By Edwin Ekene Uhara
The debate over the plan by President Goodluck Jonathan to source $1 billion loan to fund the on-going military campaign against Boko Haram insurgency and other related security challenges facing the country is needless. It is needless because in fighting a war of this magnitude, enough resources are required to win the battle. It will be recalled that on Wednesday, July 16 2014, President Jonathan asked the National Assembly to approve government plan to take $1 billion loan to help in the prosecution of the on-going war against insurgency in the country.
Since then, both the conventional media and the social media has been a washed with different reactions; a development that prompted the Director-General of National Orientation Agency (NOA) as well as the Coordinator of the National Information Centre, Mr Mike Omeri to quickly set the records straight. He said: “The request was made because the military needs to re-stock. All countries do it and it is not for the Nigerian government to go and collect cash from somebody. It is a long term arrangement which most super powers of the world including the United States have exploited”. “This long process to be put together by the Federal Government is to ensure that there is transparency in it and that it is used for the purpose it is meant for. The loan is not just to fight Boko Haram but to re-stock the Armed Forces.”
Before now, Nigerians have been emphasising on the need to increase our military personnel and armament so as to be able to confront and defeat the security challenge posed by the menace of insurgency. For example, Sam Nda-Isaiah in one of his weekly commentaries in Leadership Newspaper has this to say “For decades, Nigeria has maintained a police force of 370,000 personnel. This is shameful for a country of 173 million people. For a start, we must immediately increase the nation’s police strength to a minimum of 1, 000, 000 personnel. Ultimately, Nigeria will need 4, 000, 000 well trained and well-armed police officers. And these must be recruited from Nigeria’s teeming unemployed graduates”.

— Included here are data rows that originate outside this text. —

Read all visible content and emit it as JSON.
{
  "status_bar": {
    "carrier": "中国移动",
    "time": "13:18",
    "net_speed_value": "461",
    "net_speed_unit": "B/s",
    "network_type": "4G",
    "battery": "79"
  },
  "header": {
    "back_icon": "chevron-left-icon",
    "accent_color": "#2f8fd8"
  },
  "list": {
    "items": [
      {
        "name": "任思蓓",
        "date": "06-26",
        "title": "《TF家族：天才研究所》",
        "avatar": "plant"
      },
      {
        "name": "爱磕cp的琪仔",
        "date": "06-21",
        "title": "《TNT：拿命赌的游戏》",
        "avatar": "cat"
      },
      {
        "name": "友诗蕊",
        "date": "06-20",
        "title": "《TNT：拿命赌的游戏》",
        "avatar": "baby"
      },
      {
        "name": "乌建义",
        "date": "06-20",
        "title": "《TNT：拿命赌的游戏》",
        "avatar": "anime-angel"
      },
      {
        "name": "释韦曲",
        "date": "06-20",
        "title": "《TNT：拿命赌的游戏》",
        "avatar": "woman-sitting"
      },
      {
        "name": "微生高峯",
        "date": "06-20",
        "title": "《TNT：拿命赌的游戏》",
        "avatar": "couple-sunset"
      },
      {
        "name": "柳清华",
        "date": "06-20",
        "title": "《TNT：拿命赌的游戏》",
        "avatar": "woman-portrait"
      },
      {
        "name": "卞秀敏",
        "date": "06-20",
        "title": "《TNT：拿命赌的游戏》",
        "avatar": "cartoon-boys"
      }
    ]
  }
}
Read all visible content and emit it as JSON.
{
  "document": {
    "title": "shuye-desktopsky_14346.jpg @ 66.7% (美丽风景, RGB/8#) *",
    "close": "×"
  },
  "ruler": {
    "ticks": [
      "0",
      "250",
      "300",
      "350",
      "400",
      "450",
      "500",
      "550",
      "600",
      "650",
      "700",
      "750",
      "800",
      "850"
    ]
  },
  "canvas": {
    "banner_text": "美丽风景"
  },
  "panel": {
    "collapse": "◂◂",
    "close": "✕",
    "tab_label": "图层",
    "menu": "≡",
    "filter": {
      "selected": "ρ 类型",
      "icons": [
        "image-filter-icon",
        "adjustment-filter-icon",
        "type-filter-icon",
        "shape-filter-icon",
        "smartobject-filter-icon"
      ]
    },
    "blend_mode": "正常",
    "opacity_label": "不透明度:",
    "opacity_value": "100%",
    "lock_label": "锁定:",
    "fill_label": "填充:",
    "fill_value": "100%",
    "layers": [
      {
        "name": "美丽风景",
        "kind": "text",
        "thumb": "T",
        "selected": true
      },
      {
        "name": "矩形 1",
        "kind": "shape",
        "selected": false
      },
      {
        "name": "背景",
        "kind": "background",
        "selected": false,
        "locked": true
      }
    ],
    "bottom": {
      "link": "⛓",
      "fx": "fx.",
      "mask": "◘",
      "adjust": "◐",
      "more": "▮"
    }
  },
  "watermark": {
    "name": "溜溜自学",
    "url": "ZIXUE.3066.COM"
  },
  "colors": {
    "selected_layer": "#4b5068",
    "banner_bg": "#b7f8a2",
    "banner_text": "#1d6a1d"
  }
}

While still emphasizing the need to increase our military strength, MrNda-Isaiah re-echoed what President Jonathan had earlier revealed in one of his official functions about our military strength. He said “In 1969, at the height of the civil war, Nigeria with a population of 56.1 million had 250, 000 soldiers.” But now, what do we have? We have 100, 000 soldiers with a population of about 173 million; and the President has asked the National Assembly to approve $1 billion plan to get credit to execute the on-going military campaign, some Nigerians are raising their eyebrows on the matter, even when it is glaring that our defence sector needs more personnel, money, training and procurement of more modern military hardware so as to confront the unfolding security challenges terrorism and its allies presents!
As we can see, the nature and pattern of warfare have changed globally; unlike in the past where the army was fighting a known and a visible enemy, what confronts us now is a travesty of the past! We are facing terrorist organisations whose main objective is to disorganise, humiliate and destroy lives and properties using guerrilla tactics. So, we can see that the use of Armoured Personnel Carrier and other combatant military hardware are obsolete! Hence, as realities change, we must assess such realities and make amends to get the desired results. This is why more advanced countries spend their huge budgets on new technologies as well as training personnel in line with the new trend. For example, the Obama Administration made a departure from the usual way of fighting war by investing heavily on intelligence gathering as well as acquisition and use of unmanned aircrafts known as drones. That is why the US Army can cause confusion in the camps of the
Taliban in Afghanistan or the camps of Hezbollah in Lebanon without boots on ground.
Funny enough, Nigerians have been calling for intelligence gathering in fighting insurgency, but here comes a President that has heeded their calls by asking the National Assembly to approve the $1 billion plan for the exercise, yet some are criticising the move.
Besides, why the President asked the National Assembly for the approval is because, the need for the expenditure was not captured in the budget. Hence, if the president should re-channel the defence money to the new area, it will amount to something else; so, to avoid situations like that, the President acted right. Therefore, the President being law abiding knows what he is doing and why he is doing it. Instead of chastising him, we should join him in his altruistic efforts to dislodge, disorganise, dismantle and defeat the enemies of our peace and freedom by asking the National Assembly to approve the $1 billion plan.
Edwin Ekene Uhara via firstname.lastname@example.org